Mark Ramsey's PPM panel the next day at the NAB was another eye-opener. In one of Mark's major points about winning in PPM, he brought up a phenomenon he calls "Mic Flight" - respondents who tune out when a DJ starts talking. In the diary system, there's been lots of forgiveness because no one's really filling out their listening in real time. But in PPM, we're looking at minute-by-minute behavior. And it's not pretty.
Clearly, some stations have an expectation for (good, hopefully) talk and content, and you can see them on this slide. But others invite their audience to start punching around the moment a DJ cracks the mic. Thus, many may conclude that winning in PPM is all about cold segues, less talk, and not making mistakes.
Several feel that Clear Channel may be taking that approach at a lot of their stations, where talk breaks are swift, dead segues are plentiful, and commercial interruptions are shorter. By creating a seamless listening environment, PPM respondents are less likely to hear anything the least bit objectionable that may cause tune-out.

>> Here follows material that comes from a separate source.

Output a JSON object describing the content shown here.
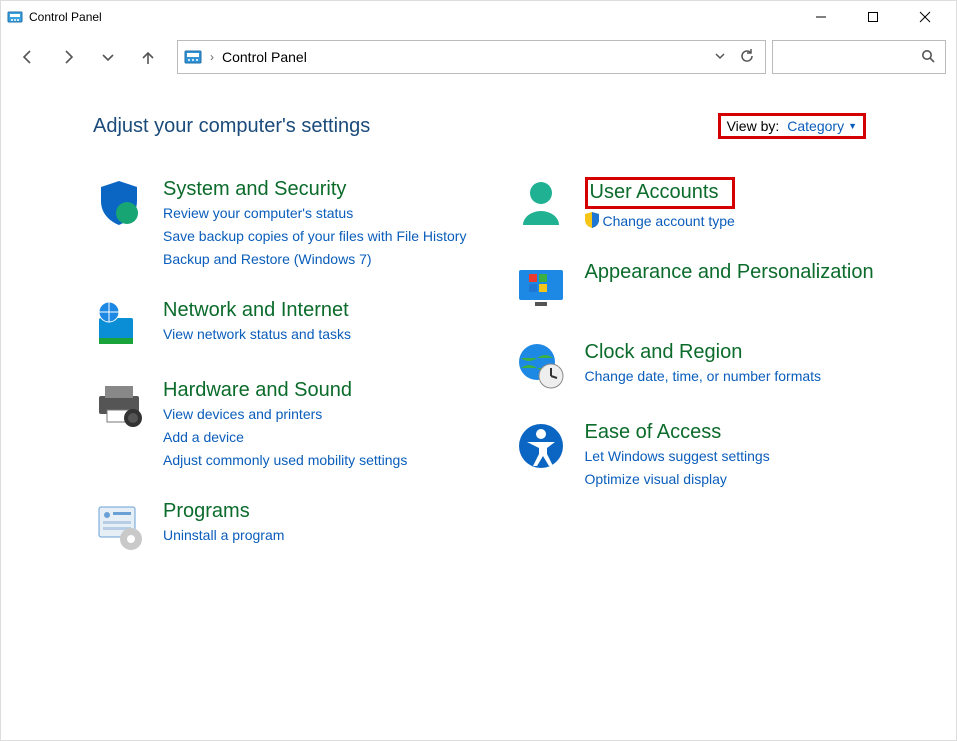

But contrast that philosophy with our findings from "The Bedroom Project," Jacobs Media and Arbitron's ethnographic study that was also presented at the NAB and Summit 12. Our 17-28 year-old respondents generally were bored by FM music radio, and many were simply enjoying the control and variety from their iPods and mp3 files.
What motivated "Bedroomers" to listen to radio? Personality, community, and the local touch. And that means talk. But if radio is to survive against new media and digital technology, doesn't it have to be more local, compelling, and engaging than an iPod or today's YouTube video?
So, which road to take? Shut up, play the hits, and hopefully win in this week's PPM ratings? Or build stationality, personality, and loyalty by opening it up, adding content, and yes... talking? Are both paths necessarily at odds with one another? Or is there a balance that needs to be struck so that compelling, personality oriented stations can continue to be created that will still win the PPM wars - while also competing in the new world of digital media?
Let's hope so. Because if radio gets dumbed down and streamlined to generate a little more TSL in PPM, what will be the long-term impact of radio's sanitization on the larger world of media and entertainment? We'd better think this one through.
You can view videos for both the "PPM Rocks" & "The Bedroom Project: Radio Uncovered" from Jacobs Summit 12 on our web site - www.jacobsmedia.com/summit